To pro wrestling fans, Santana and Ortiz are best known for their time in Impact where they held the Tag Team Championships longer than any other tag team in the promotion’s history. But after two-and-a-half years in Impact, the duo joined AEW last summer and quickly linked up with Chris Jericho’s Inner Circle faction.

Santana and Ortiz reflected on spending the last year in AEW when they joined the Bused Open Podcast with Bully Ray.

“I think the best word to describe it is a roller coaster. Man, [it’s been] a roller coaster in every sense of the word, not just professionally, but personally in my life. And it’s been one for the ages; I guarantee you that,” said Santana.

“Yeah, to go with what he said, it’s been amazing and a great learning experience. We’ve been challenged, and I love it,” stated Ortiz. “Every time we got a challenge in our career, we’ve become better performers and become better athletes. And I think, especially after last night, we’ve been gifted opportunities to run with the ball in Stadium Stampede and doing all these types of matches and events.

“It’s amazing, man, and I love it. I just want more. I’m like, ‘Just keep giving us more’ because I just want to keep elevating our game, and you want to be remembered. That’s always our goal and I think we are constantly getting the opportunity to do so, and it’s been great. It’s been fun and I love it. I really think we made the best decision about coming to AEW.”

When Santana is in the ring, he has an uncanny ferocity that adds a layer of realism to his matches. He discussed where that channeled fury came from, and how he’s able to harness it in the ring.

“A lot of it has to do with my own personal mental health, and also, news about my dad in January. That’s something I’m still continuously dealing with every single day, and I’m still learning this new person that I am after dealing with that; dealing with my mental health, and my depression, and anxiety. It has just been, like I said, a roller coaster of a year, and it’s taking a lot to not explode in a negative way. And thankfully we had this outlet and this opportunity for me to channel all of this frustration and all of this energy I had pent up for so long,” said Santana.

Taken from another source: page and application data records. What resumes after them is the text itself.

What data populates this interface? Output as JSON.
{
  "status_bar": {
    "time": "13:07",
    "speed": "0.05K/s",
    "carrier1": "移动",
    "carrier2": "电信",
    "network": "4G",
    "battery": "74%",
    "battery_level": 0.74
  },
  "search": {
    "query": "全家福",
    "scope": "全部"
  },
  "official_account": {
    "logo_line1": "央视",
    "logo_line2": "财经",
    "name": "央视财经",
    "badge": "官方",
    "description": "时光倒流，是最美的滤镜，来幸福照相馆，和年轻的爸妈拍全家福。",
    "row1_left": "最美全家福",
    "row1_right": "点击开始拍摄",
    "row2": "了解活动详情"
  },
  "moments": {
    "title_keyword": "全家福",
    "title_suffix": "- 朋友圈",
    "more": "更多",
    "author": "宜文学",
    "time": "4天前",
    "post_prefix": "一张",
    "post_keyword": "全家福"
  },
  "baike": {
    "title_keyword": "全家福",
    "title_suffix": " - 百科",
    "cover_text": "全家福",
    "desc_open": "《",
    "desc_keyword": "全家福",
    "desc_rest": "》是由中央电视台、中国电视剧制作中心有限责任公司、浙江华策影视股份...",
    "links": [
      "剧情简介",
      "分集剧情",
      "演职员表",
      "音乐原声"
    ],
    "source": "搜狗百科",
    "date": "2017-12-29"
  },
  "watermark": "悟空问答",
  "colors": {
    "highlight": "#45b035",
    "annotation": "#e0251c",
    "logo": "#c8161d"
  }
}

“It’s a lot of everything. It’s personal, it’s professional, as you said, we had a chip in our shoulder. We wanted to prove that we were the best. We want to prove that we belong in the main event and we’ll stop at nothing to do exactly that, and I’m thankful that I had this sort of system in place. Not just at home but on the road with the company. Since my dad has passed, they’ve been the biggest support system I can ask for, and there’s a lot of times where you feel like you’re not at a place where you want to be, and your mind starts messing with you and starts playing games with you, and sometimes, you need to take a step back and look at the overall big picture, and check yourself pretty much. And I’ve been able to do that, and then again, thankfully I was able to channel that energy in this kind of way.”

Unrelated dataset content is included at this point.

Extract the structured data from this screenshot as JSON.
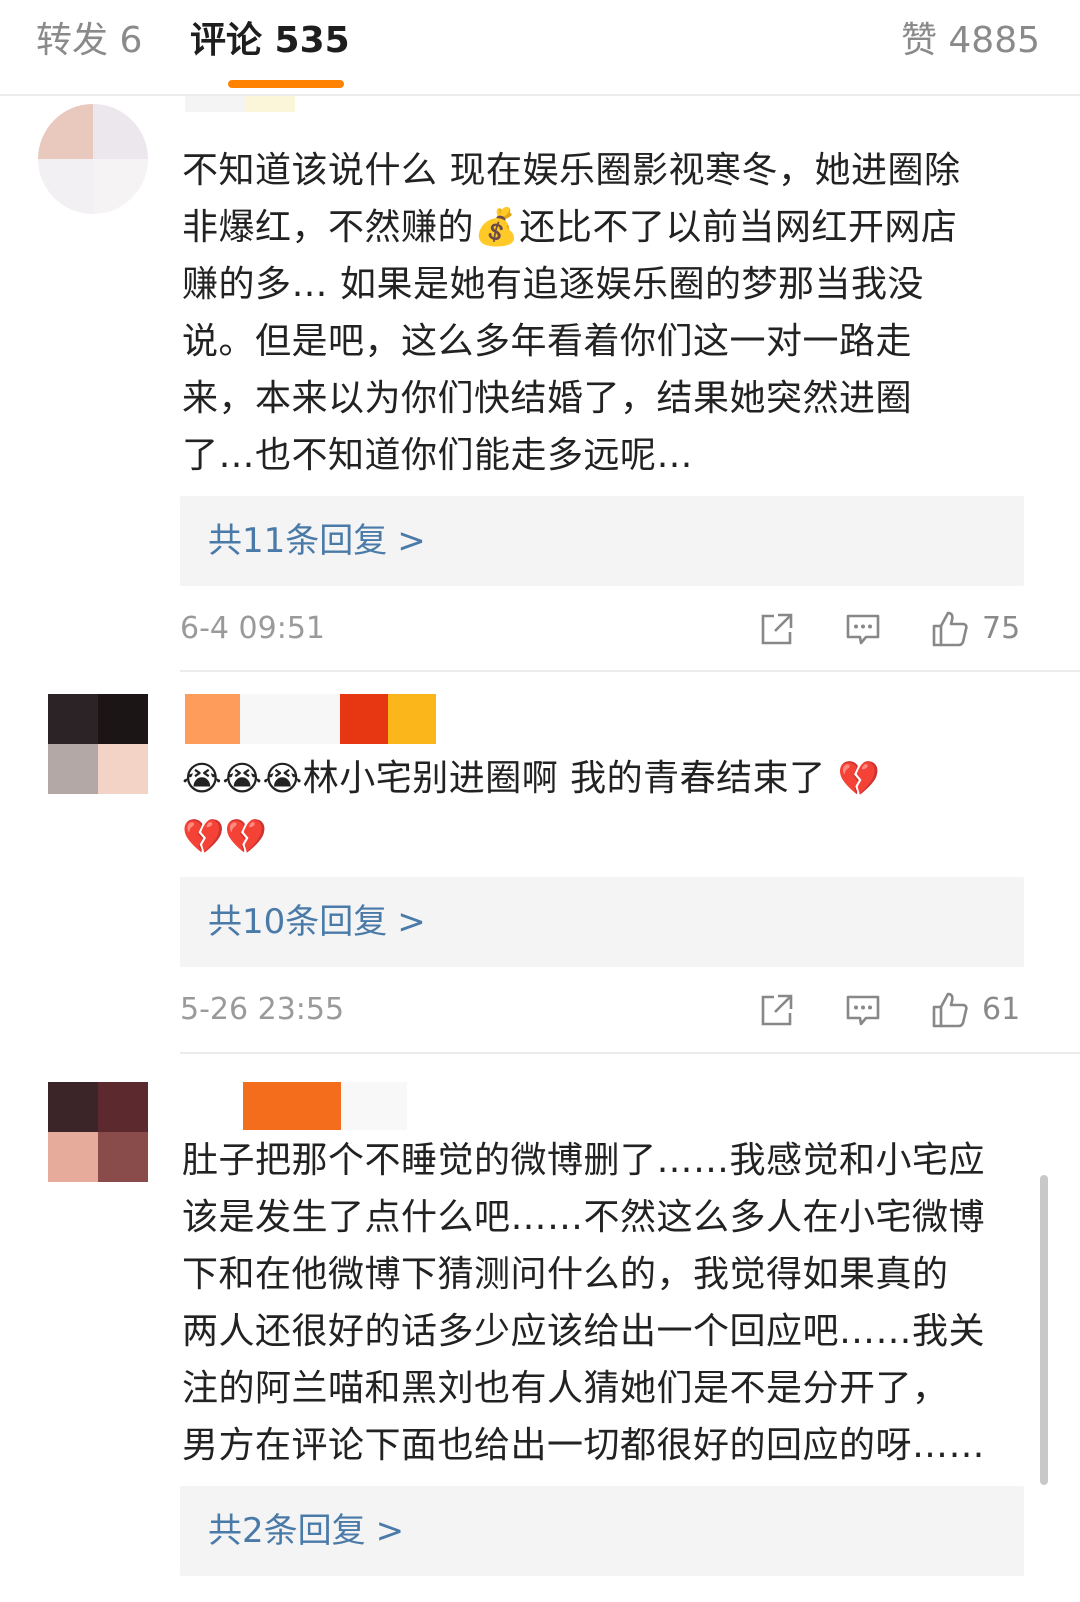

Before Santana’s father passed away, he did get to see his son succeed in the pro wrestling world, and Santana talked about how thankful he is of that.

“I will forever be thankful for the fact that he not only got to see me make it and got to see me live out my dreams, but also got to see the man I became after dealing with the life that I was dealt with,” said Santana. “I say this all the time and Ortiz is a testament ? he’s known me since I was a kid ? I ain’t supposed to be here. I ain’t supposed to have done what I’m doing today, and I take this s–t to heart. This s–t is my life.”

If you use any of the quotes in this article, please credit Busted Open with a h/t to Wrestling Inc. for the transcription.

Mehdy Labriny contributed to this article.